Task directions
Output all entries verbatim, dropping pictures.

== Segment start ==

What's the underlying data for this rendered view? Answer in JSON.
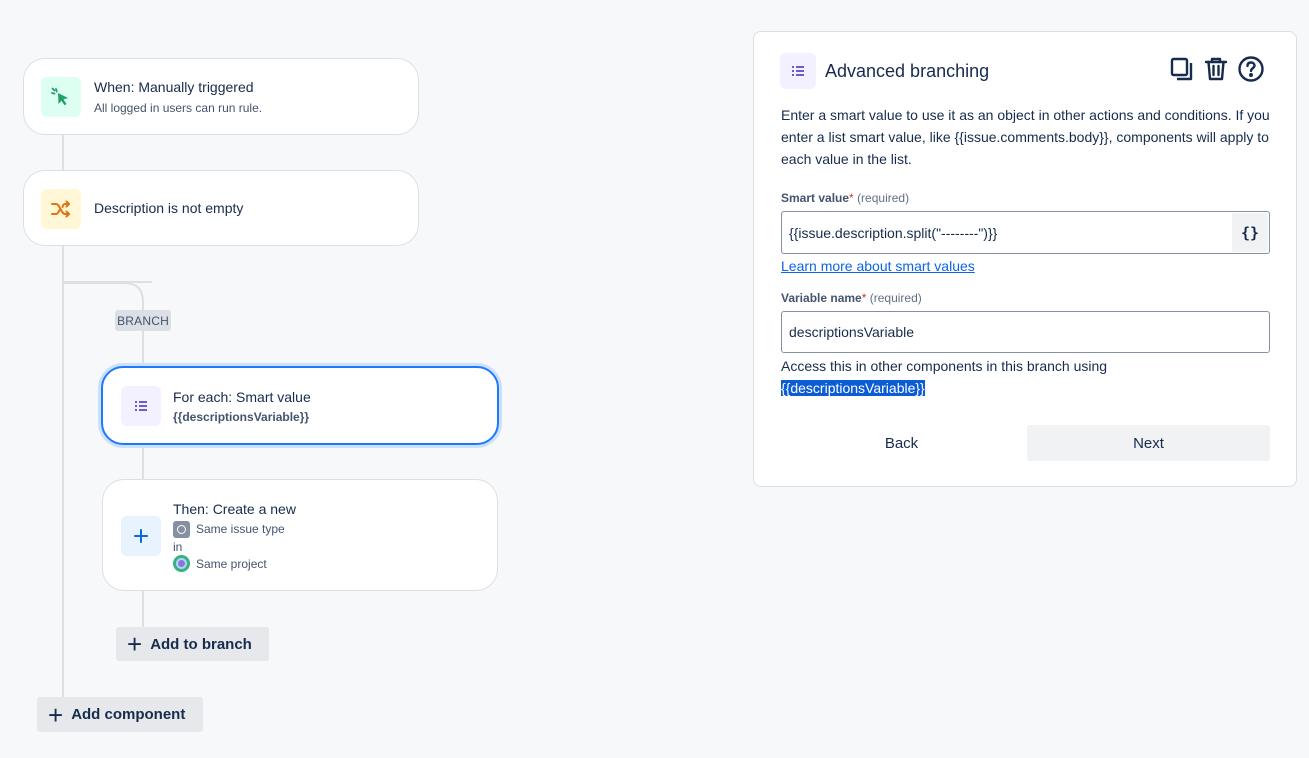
{
  "flow": {
    "trigger": {
      "title": "When: Manually triggered",
      "subtitle": "All logged in users can run rule."
    },
    "condition": {
      "title": "Description is not empty"
    },
    "branch_tag": "BRANCH",
    "foreach": {
      "title": "For each: Smart value",
      "subtitle": "{{descriptionsVariable}}"
    },
    "action": {
      "title": "Then: Create a new",
      "line1": "Same issue type",
      "line2": "in",
      "line3": "Same project"
    },
    "add_to_branch": "Add to branch",
    "add_component": "Add component"
  },
  "panel": {
    "title": "Advanced branching",
    "description": "Enter a smart value to use it as an object in other actions and conditions. If you enter a list smart value, like {{issue.comments.body}}, components will apply to each value in the list.",
    "smart_value_label": "Smart value",
    "required_star": "*",
    "required_text": "(required)",
    "smart_value": "{{issue.description.split(\"--------\")}}",
    "braces": "{}",
    "learn_more": "Learn more about smart values",
    "variable_label": "Variable name",
    "variable_value": "descriptionsVariable",
    "hint_text": "Access this in other components in this branch using",
    "hint_token": "{{descriptionsVariable}}",
    "back": "Back",
    "next": "Next"
  },
  "icons": {
    "trigger": "cursor-click-icon",
    "condition": "shuffle-icon",
    "foreach": "list-icon",
    "action": "plus-icon",
    "duplicate": "copy-icon",
    "delete": "trash-icon",
    "help": "help-icon"
  },
  "colors": {
    "accent": "#0c66e4",
    "selected_border": "#1d7afc",
    "trigger_bg": "#dcfff1",
    "trigger_icon": "#22a06b",
    "condition_bg": "#fff7d6",
    "condition_icon": "#e2740f",
    "list_bg": "#f3f0ff",
    "list_icon": "#6e5dc6",
    "action_bg": "#e9f2ff"
  }
}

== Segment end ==

Result for this task
What's the underlying data for this rendered view? Answer in JSON.
{
  "flow": {
    "trigger": {
      "title": "When: Manually triggered",
      "subtitle": "All logged in users can run rule."
    },
    "condition": {
      "title": "Description is not empty"
    },
    "branch_tag": "BRANCH",
    "foreach": {
      "title": "For each: Smart value",
      "subtitle": "{{descriptionsVariable}}"
    },
    "action": {
      "title": "Then: Create a new",
      "line1": "Same issue type",
      "line2": "in",
      "line3": "Same project"
    },
    "add_to_branch": "Add to branch",
    "add_component": "Add component"
  },
  "panel": {
    "title": "Advanced branching",
    "description": "Enter a smart value to use it as an object in other actions and conditions. If you enter a list smart value, like {{issue.comments.body}}, components will apply to each value in the list.",
    "smart_value_label": "Smart value",
    "required_star": "*",
    "required_text": "(required)",
    "smart_value": "{{issue.description.split(\"--------\")}}",
    "braces": "{}",
    "learn_more": "Learn more about smart values",
    "variable_label": "Variable name",
    "variable_value": "descriptionsVariable",
    "hint_text": "Access this in other components in this branch using",
    "hint_token": "{{descriptionsVariable}}",
    "back": "Back",
    "next": "Next"
  },
  "icons": {
    "trigger": "cursor-click-icon",
    "condition": "shuffle-icon",
    "foreach": "list-icon",
    "action": "plus-icon",
    "duplicate": "copy-icon",
    "delete": "trash-icon",
    "help": "help-icon"
  },
  "colors": {
    "accent": "#0c66e4",
    "selected_border": "#1d7afc",
    "trigger_bg": "#dcfff1",
    "trigger_icon": "#22a06b",
    "condition_bg": "#fff7d6",
    "condition_icon": "#e2740f",
    "list_bg": "#f3f0ff",
    "list_icon": "#6e5dc6",
    "action_bg": "#e9f2ff"
  }
}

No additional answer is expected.